The North Cowichan (British Columbia, Canada) council is seeking an urgent meeting with Jennifer Dyson, chair of the Agricultural Land Commission (ALC), to discuss the future of the Chemainus River Campground.
This step underscores the council’s commitment to addressing the challenges faced by the campground and its residents following the ALC’s recent ruling, a Lake Cowichan Gazette report highlighted.
During a council meeting on December 6, members unanimously agreed that Mayor Rob Douglas should arrange a meeting with Dyson as soon as possible, preferably before the Christmas holidays. This urgency reflects the council’s recognition of the significant impact the ALC’s decision has on the livelihoods of people in the municipality.
The council also passed a motion requesting the ALC to extend its deadline of Oct. 31, 2024. This extension would allow for the removal of structures at the three-hectare site associated with long-term stays. Additionally, the council seeks permission for all long-term tenants currently at the campground to remain on site until the new deadline.
Mayor Douglas emphasized the importance of buying time for the few long-term residents, stating, “There are not many folks that are living there long term, but we’re trying to buy them some additional time in terms of continuing to reside on the property.”
The ALC’s decision in October denied North Cowichan’s application to exclude the campground from the province’s Agricultural Land Reserve. However, the campground, located at 8862 Trans Canada Hwy., can continue operating under its current ownership, which is non-transferable. The ALC also ruled that stays beyond 28 days are not permitted, and structures associated with long-term stays must be removed by the deadline.
John and Jeri Wyatt, who have operated the campground for 20 years, bought the property in 1980. They sought to expand the campground in 2017, leading to the ALC’s decision-making process that began in 2018. Following John Wyatt’s death in September, Jeri Wyatt, nearing 80, faces the challenge of maintaining the campground with assistance from family and campsite residents.
Bill Routley, former NDP MLA for the Cowichan Valley, spoke at the council meeting on Dec. 6 on behalf of Jeri Wyatt.
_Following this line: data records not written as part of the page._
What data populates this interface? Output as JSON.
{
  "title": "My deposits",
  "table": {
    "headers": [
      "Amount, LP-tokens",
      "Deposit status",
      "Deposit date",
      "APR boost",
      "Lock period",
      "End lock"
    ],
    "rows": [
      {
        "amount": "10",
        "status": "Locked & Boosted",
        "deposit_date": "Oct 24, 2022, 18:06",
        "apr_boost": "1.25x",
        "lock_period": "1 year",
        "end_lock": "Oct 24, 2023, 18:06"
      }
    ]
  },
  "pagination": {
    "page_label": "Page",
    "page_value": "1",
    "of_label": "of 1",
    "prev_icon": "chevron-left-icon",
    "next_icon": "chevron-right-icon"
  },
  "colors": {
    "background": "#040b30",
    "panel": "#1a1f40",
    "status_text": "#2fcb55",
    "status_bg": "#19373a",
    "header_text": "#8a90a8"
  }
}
He described the ALC’s decision as devastating for her and the campground community, highlighting the emotional and physical strain it has caused.
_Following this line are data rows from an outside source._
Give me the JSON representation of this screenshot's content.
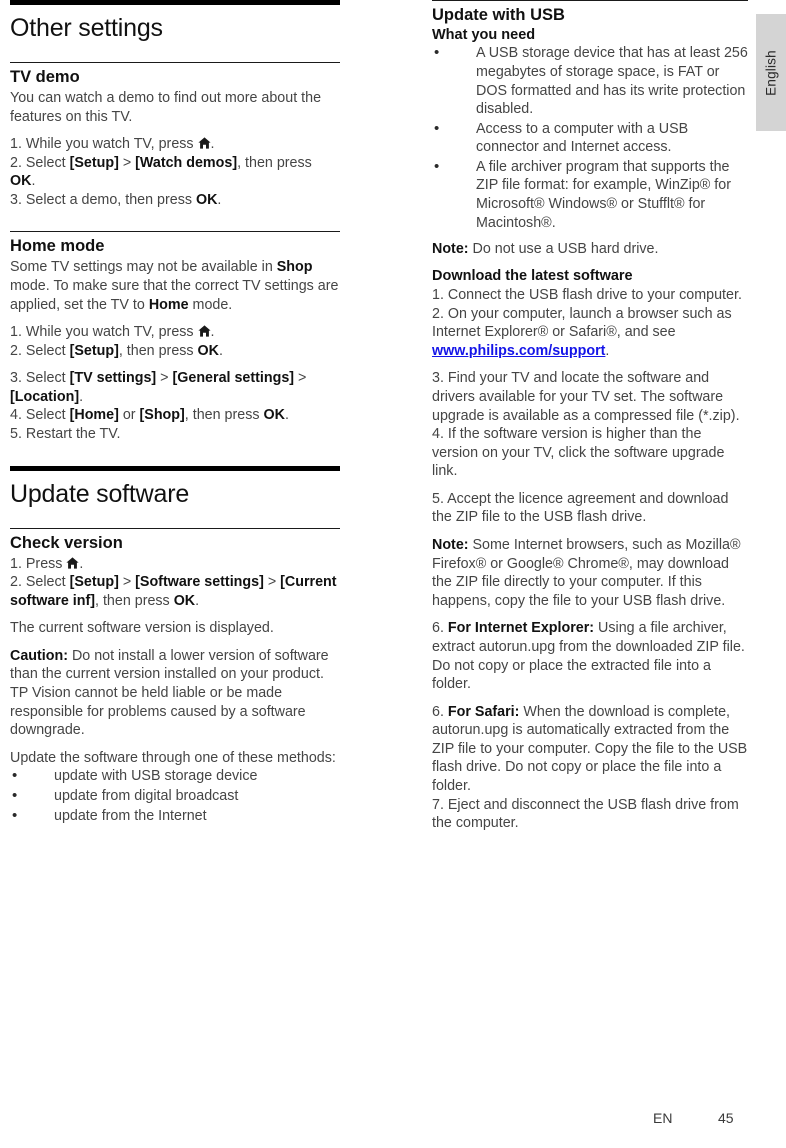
{
  "language_tab": "English",
  "footer": {
    "lang_code": "EN",
    "page_number": "45"
  },
  "left_column": {
    "chapter_title": "Other settings",
    "sections": [
      {
        "heading": "TV demo",
        "intro": "You can watch a demo to find out more about the features on this TV.",
        "step1_a": "1. While you watch TV, press ",
        "step1_b": ".",
        "step2_a": "2. Select ",
        "step2_setup": "[Setup]",
        "step2_gt": " > ",
        "step2_watch": "[Watch demos]",
        "step2_c": ", then press ",
        "step2_ok": "OK",
        "step2_d": ".",
        "step3_a": "3. Select a demo, then press ",
        "step3_ok": "OK",
        "step3_b": "."
      },
      {
        "heading": "Home mode",
        "para_a": "Some TV settings may not be available in ",
        "para_shop": "Shop",
        "para_b": " mode. To make sure that the correct TV settings are applied, set the TV to ",
        "para_home": "Home",
        "para_c": " mode.",
        "step1_a": "1. While you watch TV, press ",
        "step1_b": ".",
        "step2_a": "2. Select ",
        "step2_setup": "[Setup]",
        "step2_b": ", then press ",
        "step2_ok": "OK",
        "step2_c": ".",
        "step3_a": "3. Select ",
        "step3_tvsettings": "[TV settings]",
        "step3_gt1": " > ",
        "step3_general": "[General settings]",
        "step3_gt2": " > ",
        "step3_location": "[Location]",
        "step3_end": ".",
        "step4_a": "4. Select ",
        "step4_home": "[Home]",
        "step4_or": " or ",
        "step4_shop": "[Shop]",
        "step4_b": ", then press ",
        "step4_ok": "OK",
        "step4_c": ".",
        "step5": "5. Restart the TV."
      }
    ],
    "chapter_title_2": "Update software",
    "sections_2": [
      {
        "heading": "Check version",
        "step1_a": "1. Press ",
        "step1_b": ".",
        "step2_a": "2. Select ",
        "step2_setup": "[Setup]",
        "step2_gt1": " > ",
        "step2_software": "[Software settings]",
        "step2_gt2": " > ",
        "step2_current": "[Current software inf]",
        "step2_b": ", then press ",
        "step2_ok": "OK",
        "step2_c": ".",
        "displayed": "The current software version is displayed.",
        "caution_label": "Caution:",
        "caution_text": " Do not install a lower version of software than the current version installed on your product. TP Vision cannot be held liable or be made responsible for problems caused by a software downgrade.",
        "methods_intro": "Update the software through one of these methods:",
        "methods": [
          "update with USB storage device",
          "update from digital broadcast",
          "update from the Internet"
        ]
      }
    ]
  },
  "right_column": {
    "section_heading": "Update with USB",
    "sub_heading_1": "What you need",
    "requirements": [
      "A USB storage device that has at least 256 megabytes of storage space, is FAT or DOS formatted and has its write protection disabled.",
      "Access to a computer with a USB connector and Internet access.",
      "A file archiver program that supports the ZIP file format: for example, WinZip® for Microsoft® Windows® or Stufflt® for Macintosh®."
    ],
    "note1_label": "Note:",
    "note1_text": " Do not use a USB hard drive.",
    "sub_heading_2": "Download the latest software",
    "step1": "1. Connect the USB flash drive to your computer.",
    "step2_a": "2. On your computer, launch a browser such as Internet Explorer® or Safari®, and see ",
    "step2_link": "www.philips.com/support",
    "step2_b": ".",
    "step3": "3. Find your TV and locate the software and drivers available for your TV set. The software upgrade is available as a compressed file (*.zip).",
    "step4": "4. If the software version is higher than the version on your TV, click the software upgrade link.",
    "step5": "5. Accept the licence agreement and download the ZIP file to the USB flash drive.",
    "note2_label": "Note:",
    "note2_text": " Some Internet browsers, such as Mozilla® Firefox® or Google® Chrome®, may download the ZIP file directly to your computer. If this happens, copy the file to your USB flash drive.",
    "step6_ie_num": "6. ",
    "step6_ie_label": "For Internet Explorer:",
    "step6_ie_text": " Using a file archiver, extract autorun.upg from the downloaded ZIP file. Do not copy or place the extracted file into a folder.",
    "step6_safari_num": "6. ",
    "step6_safari_label": "For Safari:",
    "step6_safari_text": " When the download is complete, autorun.upg is automatically extracted from the ZIP file to your computer. Copy the file to the USB flash drive. Do not copy or place the file into a folder.",
    "step7": "7. Eject and disconnect the USB flash drive from the computer."
  },
  "icons": {
    "home": "home-icon"
  },
  "colors": {
    "link": "#1414e8",
    "tab_bg": "#d4d4d4",
    "text": "#454545",
    "heading": "#111111"
  }
}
Rob Conway, North Cowichan’s director of planning and building, reported that long-term residency at the campground, while not officially condoned, has been a response to the housing shortage and lack of affordable housing options in the Cowichan region. He noted that compliance with the ALC’s decision would compel residents to find alternative accommodation in a difficult housing market.
Coun. Bruce Findlay pointed out that the only way to appeal the ALC’s decision is with new information. He questioned whether the province’s recent decision to reduce short-term rentals in B.C., which could remove hundreds of units from the Cowichan Valley, might constitute such new information.
Mayor Douglas responded that this angle might be beyond the ALC’s consideration scope. However, he committed to raising this point during the proposed meeting with the ALC chair.
This situation at the Chemainus River Campground highlights a broader issue facing the campground and outdoor hospitality industry.
The challenges of zoning regulations, land-use changes, and the need for affordable housing solutions are increasingly relevant to campground operators.
The North Cowichan council’s proactive approach in seeking dialogue with the ALC serves as a model for other municipalities and campground operators facing similar challenges. By advocating for extensions and reconsiderations, they demonstrate the importance of balancing regulatory compliance with the practical needs of campground residents and operators.
The outcome of this meeting could set a precedent for how similar situations are handled in the future, potentially influencing policies and decisions that impact the campground and outdoor hospitality industry at large.